**RECORDS FOR THIS EXERCISE**
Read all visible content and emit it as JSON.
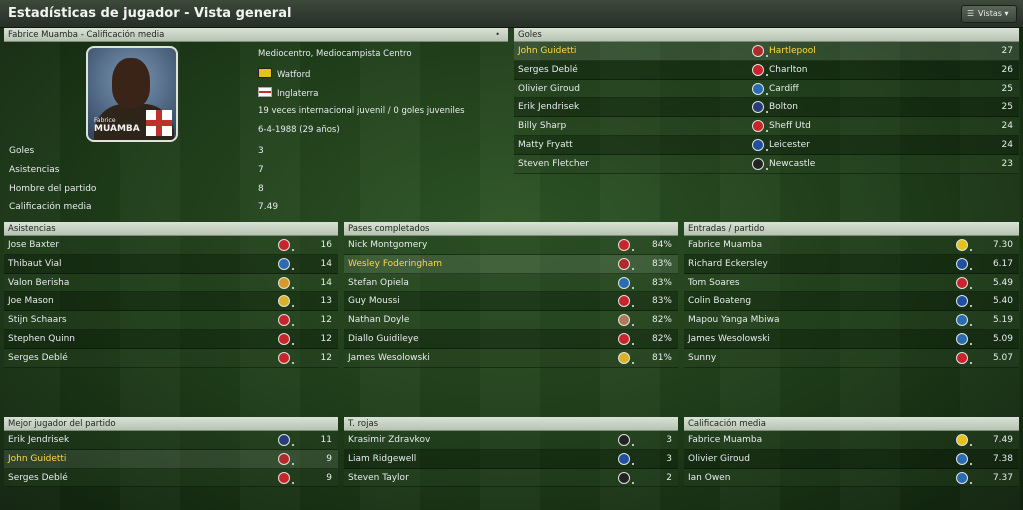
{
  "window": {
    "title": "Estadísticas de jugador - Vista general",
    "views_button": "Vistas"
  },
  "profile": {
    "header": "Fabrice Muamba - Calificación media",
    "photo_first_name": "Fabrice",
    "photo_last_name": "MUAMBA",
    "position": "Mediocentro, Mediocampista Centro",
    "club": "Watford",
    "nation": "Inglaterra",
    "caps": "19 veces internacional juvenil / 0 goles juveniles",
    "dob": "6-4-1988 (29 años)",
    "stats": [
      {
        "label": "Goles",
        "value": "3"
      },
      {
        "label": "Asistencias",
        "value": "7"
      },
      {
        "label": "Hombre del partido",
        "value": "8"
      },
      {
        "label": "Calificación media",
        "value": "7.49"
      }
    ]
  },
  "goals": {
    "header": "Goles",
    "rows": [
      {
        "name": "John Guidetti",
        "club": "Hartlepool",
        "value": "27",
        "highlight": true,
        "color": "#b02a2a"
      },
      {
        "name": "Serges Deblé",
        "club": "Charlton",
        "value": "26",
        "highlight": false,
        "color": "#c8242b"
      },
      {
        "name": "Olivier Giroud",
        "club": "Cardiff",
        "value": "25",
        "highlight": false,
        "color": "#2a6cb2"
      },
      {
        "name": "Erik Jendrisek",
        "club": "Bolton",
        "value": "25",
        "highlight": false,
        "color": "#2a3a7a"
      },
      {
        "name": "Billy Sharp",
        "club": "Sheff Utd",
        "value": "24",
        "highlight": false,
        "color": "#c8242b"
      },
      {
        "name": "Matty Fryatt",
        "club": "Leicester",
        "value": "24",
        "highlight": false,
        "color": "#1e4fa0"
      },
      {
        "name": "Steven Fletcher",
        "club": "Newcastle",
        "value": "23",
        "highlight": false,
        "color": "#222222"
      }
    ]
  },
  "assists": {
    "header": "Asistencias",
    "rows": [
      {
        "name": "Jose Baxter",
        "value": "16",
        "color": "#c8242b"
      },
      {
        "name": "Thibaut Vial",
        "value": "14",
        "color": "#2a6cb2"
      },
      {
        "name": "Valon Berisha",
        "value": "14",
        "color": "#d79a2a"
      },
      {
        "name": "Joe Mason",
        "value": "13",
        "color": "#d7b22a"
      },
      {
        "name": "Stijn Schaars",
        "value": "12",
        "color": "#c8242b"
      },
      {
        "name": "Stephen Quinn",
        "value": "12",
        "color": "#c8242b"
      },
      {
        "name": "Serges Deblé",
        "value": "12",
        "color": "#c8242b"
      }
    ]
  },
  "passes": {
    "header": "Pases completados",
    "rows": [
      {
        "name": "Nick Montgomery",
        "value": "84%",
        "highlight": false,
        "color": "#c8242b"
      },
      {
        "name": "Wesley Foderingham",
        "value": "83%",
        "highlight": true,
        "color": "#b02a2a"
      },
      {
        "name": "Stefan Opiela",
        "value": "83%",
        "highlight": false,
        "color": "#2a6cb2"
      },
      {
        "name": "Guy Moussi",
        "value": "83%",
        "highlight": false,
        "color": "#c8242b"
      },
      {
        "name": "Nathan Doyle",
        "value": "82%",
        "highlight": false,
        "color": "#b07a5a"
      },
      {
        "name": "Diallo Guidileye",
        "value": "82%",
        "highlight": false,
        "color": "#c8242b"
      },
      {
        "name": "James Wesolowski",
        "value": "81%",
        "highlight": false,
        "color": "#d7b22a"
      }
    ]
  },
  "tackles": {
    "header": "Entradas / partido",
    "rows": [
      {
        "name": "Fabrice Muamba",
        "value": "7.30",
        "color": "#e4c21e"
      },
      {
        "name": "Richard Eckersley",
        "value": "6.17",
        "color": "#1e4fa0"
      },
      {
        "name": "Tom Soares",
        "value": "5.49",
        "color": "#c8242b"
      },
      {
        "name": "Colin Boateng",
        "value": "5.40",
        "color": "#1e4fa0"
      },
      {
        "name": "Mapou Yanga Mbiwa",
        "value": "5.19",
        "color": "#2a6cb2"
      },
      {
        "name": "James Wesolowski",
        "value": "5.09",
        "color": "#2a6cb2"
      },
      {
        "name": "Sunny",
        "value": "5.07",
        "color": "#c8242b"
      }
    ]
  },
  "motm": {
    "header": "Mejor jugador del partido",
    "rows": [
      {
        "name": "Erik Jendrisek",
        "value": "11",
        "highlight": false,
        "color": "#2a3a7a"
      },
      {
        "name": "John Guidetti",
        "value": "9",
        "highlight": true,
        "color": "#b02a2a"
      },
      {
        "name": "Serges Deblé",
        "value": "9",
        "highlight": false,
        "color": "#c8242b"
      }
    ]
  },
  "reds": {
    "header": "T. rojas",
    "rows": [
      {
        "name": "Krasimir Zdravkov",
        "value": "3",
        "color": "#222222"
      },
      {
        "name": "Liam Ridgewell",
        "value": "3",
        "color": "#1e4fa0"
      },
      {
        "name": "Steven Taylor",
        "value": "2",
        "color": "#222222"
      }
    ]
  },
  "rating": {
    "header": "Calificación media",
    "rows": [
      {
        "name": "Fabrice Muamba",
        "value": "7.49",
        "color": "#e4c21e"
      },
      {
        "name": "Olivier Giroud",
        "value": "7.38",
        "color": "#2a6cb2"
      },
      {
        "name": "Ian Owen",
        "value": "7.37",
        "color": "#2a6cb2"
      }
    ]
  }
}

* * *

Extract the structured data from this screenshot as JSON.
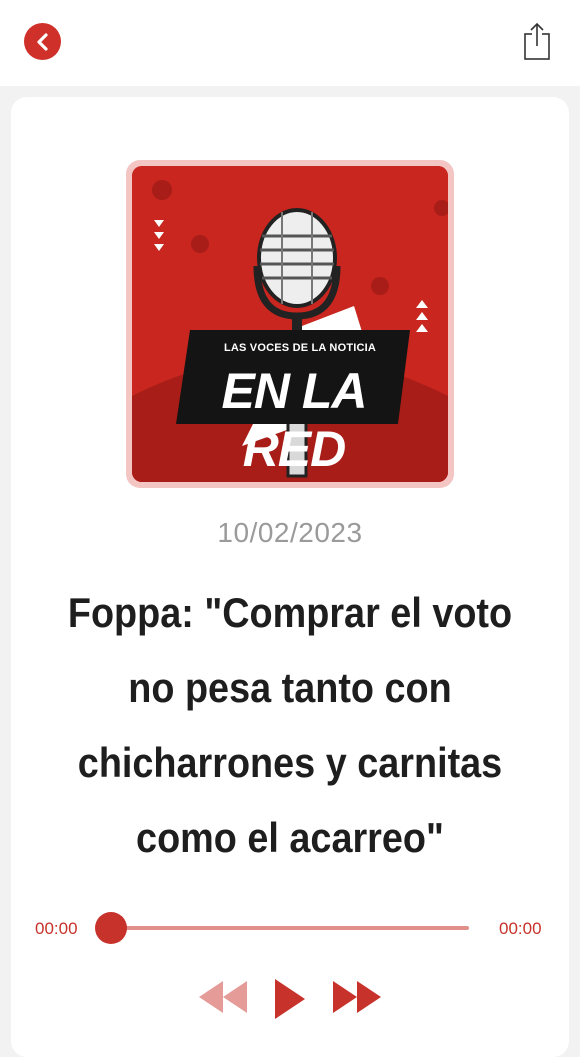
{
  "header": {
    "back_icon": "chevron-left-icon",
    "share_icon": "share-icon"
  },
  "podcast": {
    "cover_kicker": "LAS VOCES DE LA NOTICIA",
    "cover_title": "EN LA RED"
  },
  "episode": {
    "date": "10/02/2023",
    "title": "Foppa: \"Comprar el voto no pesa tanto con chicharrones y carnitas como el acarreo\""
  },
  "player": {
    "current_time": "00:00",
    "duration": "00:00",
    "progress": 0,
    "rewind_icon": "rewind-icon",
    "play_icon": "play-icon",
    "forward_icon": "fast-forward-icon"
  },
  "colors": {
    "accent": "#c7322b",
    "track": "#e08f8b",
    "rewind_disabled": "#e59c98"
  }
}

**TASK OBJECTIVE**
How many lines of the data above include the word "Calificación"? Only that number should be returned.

**RESPONSE AREA**
3